→ WHAT THE TASK REQUIRES:
Among the entries, which lines carry the string "Heard"? Copy every one.

→ Element data from apps and pages:
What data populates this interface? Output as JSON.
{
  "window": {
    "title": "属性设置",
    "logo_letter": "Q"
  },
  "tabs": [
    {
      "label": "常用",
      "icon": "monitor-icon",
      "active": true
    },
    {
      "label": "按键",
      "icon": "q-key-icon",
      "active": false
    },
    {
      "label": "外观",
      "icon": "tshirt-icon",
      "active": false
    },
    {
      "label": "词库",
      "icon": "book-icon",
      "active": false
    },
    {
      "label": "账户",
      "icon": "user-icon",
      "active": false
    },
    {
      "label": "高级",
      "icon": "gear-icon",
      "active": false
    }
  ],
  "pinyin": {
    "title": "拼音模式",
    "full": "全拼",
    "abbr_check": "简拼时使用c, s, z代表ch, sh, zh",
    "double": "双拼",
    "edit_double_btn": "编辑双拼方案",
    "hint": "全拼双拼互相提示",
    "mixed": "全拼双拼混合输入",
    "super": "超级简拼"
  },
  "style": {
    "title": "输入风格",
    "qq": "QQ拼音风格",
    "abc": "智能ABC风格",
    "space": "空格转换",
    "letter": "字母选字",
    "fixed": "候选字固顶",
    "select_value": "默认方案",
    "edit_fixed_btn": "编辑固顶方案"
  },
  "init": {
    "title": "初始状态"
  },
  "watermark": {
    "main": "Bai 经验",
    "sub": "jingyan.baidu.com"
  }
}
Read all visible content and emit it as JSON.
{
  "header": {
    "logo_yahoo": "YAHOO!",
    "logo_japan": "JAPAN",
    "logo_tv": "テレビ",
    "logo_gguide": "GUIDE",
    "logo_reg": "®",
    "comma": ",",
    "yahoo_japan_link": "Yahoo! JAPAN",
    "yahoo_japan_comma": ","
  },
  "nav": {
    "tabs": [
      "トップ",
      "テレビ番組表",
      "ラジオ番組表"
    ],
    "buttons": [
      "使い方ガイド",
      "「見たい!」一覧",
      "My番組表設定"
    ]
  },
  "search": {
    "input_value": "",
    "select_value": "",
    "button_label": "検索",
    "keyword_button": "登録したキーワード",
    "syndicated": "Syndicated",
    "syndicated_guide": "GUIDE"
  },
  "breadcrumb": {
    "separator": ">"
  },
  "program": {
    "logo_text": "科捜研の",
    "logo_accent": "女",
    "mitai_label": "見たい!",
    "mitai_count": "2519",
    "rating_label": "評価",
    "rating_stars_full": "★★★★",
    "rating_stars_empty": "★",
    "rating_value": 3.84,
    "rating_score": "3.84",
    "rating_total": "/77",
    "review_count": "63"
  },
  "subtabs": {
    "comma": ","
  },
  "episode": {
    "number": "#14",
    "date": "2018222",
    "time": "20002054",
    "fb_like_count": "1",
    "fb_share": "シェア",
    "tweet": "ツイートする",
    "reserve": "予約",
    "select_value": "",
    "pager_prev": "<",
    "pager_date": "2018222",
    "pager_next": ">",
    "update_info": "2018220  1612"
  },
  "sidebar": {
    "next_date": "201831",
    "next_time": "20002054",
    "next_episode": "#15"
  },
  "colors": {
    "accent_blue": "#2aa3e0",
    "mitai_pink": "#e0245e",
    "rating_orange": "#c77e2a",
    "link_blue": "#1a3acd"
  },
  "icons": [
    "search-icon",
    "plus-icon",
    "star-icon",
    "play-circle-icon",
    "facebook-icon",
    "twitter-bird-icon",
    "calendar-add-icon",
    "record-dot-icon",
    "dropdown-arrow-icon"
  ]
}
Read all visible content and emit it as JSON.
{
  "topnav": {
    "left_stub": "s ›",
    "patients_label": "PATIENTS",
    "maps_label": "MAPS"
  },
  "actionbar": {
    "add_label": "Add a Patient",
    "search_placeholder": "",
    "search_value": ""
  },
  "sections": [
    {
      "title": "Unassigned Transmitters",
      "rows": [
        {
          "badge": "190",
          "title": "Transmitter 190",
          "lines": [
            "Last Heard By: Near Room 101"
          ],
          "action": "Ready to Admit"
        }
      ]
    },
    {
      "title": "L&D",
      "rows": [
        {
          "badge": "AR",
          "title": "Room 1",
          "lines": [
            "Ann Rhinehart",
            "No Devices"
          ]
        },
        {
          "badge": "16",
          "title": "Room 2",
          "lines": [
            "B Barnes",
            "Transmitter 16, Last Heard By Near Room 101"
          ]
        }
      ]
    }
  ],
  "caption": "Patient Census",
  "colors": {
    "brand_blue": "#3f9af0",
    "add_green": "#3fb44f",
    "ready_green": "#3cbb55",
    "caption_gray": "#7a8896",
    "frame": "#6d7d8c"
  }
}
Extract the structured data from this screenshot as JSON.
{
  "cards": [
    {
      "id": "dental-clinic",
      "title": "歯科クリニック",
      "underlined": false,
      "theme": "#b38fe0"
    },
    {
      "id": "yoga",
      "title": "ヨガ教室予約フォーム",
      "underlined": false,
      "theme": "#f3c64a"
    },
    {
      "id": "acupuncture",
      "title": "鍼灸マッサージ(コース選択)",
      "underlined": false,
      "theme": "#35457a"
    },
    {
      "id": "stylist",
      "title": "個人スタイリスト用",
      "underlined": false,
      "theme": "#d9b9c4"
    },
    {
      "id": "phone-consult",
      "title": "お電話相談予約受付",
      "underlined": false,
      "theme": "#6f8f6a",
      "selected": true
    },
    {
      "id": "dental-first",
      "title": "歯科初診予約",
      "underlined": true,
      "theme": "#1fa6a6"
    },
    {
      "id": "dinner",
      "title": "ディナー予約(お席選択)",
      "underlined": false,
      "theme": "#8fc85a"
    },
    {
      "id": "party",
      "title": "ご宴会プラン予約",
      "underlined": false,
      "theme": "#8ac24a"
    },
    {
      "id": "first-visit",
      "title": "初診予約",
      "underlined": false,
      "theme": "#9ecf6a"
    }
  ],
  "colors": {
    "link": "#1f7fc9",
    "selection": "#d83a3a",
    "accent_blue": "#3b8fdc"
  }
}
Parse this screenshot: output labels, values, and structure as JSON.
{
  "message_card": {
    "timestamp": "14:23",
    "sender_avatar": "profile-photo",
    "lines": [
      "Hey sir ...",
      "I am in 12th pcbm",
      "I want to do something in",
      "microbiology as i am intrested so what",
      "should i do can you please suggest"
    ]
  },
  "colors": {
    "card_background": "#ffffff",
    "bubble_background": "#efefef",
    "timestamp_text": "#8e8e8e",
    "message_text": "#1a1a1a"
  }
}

→ RESULT FOR THIS TASK:
            "Last Heard By: Near Room 101"
            "Transmitter 16, Last Heard By Near Room 101"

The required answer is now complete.